Demand for French Alpine property is rising, spurred on by a more resilient Eurozone, greater clarity over tax and the second home cap in Switzerland, as well as a weaker euro, according to Knight Frank’s 2015 Ski Property Report.
French resorts occupied the top five rankings in 2015 as uncertainty surrounding Lex Weber in Switzerland dampened sales, and as a result price growth.
Home to the world’s oldest ski resorts, the French and Swiss Alps attract in excess of 80m ski visits per annum and account for a third of the total number of ski resorts worldwide.
In the past year ski homes in Europe’s top resorts have continued on the same trajectory that they have been following since 2008; no radical acceleration or deceleration just small single digit shifts year-on-year.
Val d’Isere and Meribel lead the 2015 rankings with the price of a typical 4-5 bedroom chalet in each resort rising by 5.8% and 4.5% respectively in the year to June.
The length of Val d’Isere’s ski season explains its long-standing appeal, particularly with British buyers. Few other Alpine resorts can guarantee sufficient snow to ski during both the Christmas and Easter holiday periods.
In Meribel’s case, a combination of its location (in the heart of The Three Valleys) and its pricing explains its 4.5% increase year-on-year. Meribel provides better value than Courchevel 1850, but can compete with 1550 and 1650 in terms of facilities. Investment in the form of new residential developments has also helped to build confidence amongst buyers.
In the French Alps, the focus of sales activity in the last 12 months has been within the €1.5m and €2.5m price bracket.
British buyers looking to purchase in the French Alps are now in a stronger position than two years ago, the GBP/ EUR exchange rate has moved from approximately 1.17 to 1.43 during this period.
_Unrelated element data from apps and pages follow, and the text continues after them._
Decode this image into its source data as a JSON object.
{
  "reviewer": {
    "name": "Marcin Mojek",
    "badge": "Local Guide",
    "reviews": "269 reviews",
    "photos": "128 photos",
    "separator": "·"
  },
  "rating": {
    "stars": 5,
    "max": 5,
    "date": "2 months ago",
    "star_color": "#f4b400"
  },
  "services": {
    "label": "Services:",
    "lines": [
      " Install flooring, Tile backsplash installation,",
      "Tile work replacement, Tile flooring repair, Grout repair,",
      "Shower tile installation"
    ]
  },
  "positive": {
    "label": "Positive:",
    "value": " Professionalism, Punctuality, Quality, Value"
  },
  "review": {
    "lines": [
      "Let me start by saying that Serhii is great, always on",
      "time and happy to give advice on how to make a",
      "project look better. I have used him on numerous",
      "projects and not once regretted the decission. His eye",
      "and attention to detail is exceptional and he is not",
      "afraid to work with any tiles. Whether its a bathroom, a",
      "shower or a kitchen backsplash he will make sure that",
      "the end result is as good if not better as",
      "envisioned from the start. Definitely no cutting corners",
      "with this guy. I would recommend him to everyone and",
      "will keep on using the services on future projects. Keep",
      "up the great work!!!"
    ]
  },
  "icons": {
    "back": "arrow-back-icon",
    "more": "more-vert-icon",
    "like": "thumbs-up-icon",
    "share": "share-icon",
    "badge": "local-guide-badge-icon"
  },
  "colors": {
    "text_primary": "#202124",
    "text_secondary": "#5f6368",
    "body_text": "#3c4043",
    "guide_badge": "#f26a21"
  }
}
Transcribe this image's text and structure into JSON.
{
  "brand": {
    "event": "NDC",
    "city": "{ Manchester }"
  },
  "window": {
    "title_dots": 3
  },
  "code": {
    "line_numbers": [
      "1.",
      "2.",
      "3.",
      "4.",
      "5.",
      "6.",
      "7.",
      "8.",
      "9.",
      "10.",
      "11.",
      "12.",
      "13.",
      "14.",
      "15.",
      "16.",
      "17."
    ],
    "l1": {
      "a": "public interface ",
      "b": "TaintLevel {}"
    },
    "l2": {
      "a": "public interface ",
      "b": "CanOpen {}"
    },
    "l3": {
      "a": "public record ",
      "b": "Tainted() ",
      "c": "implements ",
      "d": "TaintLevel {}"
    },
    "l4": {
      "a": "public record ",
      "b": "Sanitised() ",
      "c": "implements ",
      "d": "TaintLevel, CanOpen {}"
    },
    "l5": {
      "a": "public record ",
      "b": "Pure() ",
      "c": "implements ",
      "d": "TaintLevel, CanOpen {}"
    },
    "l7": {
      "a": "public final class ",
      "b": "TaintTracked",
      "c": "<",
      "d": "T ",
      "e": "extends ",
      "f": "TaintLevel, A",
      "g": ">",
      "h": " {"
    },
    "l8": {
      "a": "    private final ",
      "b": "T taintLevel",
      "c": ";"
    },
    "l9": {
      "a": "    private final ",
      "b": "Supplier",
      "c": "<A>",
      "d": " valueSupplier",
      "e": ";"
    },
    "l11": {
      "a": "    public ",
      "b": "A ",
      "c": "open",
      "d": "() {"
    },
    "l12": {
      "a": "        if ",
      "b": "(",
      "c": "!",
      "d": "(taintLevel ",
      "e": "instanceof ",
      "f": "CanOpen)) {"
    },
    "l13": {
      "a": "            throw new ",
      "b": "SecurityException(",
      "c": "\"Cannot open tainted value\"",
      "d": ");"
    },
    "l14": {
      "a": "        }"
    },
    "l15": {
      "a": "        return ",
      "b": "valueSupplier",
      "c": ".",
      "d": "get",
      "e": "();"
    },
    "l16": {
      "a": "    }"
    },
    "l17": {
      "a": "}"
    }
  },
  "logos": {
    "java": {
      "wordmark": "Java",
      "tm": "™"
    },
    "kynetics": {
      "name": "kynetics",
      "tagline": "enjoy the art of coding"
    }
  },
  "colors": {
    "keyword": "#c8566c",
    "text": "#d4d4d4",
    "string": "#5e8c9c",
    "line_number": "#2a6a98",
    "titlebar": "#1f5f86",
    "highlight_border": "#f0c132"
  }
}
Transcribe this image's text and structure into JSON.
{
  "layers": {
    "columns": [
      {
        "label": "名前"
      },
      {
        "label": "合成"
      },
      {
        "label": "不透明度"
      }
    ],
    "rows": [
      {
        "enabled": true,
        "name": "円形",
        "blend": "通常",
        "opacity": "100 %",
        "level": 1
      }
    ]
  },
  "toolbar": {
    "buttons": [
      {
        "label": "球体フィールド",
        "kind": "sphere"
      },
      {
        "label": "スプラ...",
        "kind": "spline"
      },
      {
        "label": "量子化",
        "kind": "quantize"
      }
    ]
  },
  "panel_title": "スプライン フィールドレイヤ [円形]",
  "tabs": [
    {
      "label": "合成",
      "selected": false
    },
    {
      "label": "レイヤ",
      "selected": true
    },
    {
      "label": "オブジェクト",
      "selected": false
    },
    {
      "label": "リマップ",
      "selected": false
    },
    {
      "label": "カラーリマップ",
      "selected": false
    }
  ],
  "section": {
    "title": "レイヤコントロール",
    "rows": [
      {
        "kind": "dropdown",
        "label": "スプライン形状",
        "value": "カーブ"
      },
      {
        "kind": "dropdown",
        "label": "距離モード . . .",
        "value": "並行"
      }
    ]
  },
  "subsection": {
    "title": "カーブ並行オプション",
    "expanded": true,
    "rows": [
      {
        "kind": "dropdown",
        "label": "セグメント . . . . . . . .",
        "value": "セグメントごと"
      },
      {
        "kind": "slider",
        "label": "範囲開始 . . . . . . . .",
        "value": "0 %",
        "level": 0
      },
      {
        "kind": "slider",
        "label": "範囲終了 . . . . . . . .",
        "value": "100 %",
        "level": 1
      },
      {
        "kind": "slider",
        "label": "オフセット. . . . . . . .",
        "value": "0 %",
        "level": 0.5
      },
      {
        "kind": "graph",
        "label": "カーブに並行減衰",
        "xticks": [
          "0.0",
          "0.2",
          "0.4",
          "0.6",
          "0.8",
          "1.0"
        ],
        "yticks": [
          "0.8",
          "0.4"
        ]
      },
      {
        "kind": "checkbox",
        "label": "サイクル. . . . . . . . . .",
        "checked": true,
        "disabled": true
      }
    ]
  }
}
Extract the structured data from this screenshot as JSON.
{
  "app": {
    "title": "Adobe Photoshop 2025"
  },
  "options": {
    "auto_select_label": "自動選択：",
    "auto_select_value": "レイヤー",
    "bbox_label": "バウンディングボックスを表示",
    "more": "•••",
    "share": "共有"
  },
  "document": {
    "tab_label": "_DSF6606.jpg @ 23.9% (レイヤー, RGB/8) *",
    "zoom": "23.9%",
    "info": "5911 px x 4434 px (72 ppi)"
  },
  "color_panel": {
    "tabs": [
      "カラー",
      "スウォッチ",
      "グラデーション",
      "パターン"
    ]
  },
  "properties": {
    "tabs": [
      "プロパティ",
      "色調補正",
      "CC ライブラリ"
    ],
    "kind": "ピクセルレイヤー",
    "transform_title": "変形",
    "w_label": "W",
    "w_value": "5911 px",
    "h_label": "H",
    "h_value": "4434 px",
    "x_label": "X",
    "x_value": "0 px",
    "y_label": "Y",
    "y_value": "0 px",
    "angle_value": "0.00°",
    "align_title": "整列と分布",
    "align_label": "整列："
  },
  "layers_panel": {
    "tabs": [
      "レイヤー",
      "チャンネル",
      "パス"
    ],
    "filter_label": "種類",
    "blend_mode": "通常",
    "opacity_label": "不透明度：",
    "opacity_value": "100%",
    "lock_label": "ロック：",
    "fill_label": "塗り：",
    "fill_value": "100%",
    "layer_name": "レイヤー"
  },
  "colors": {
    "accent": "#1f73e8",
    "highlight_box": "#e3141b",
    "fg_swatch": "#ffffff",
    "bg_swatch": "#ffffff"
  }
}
Taking account of currency movements only and focussing on the year to July 2015, a British buyer who bought a French property in July 2015 instead of a year earlier will have saved approximately 11%.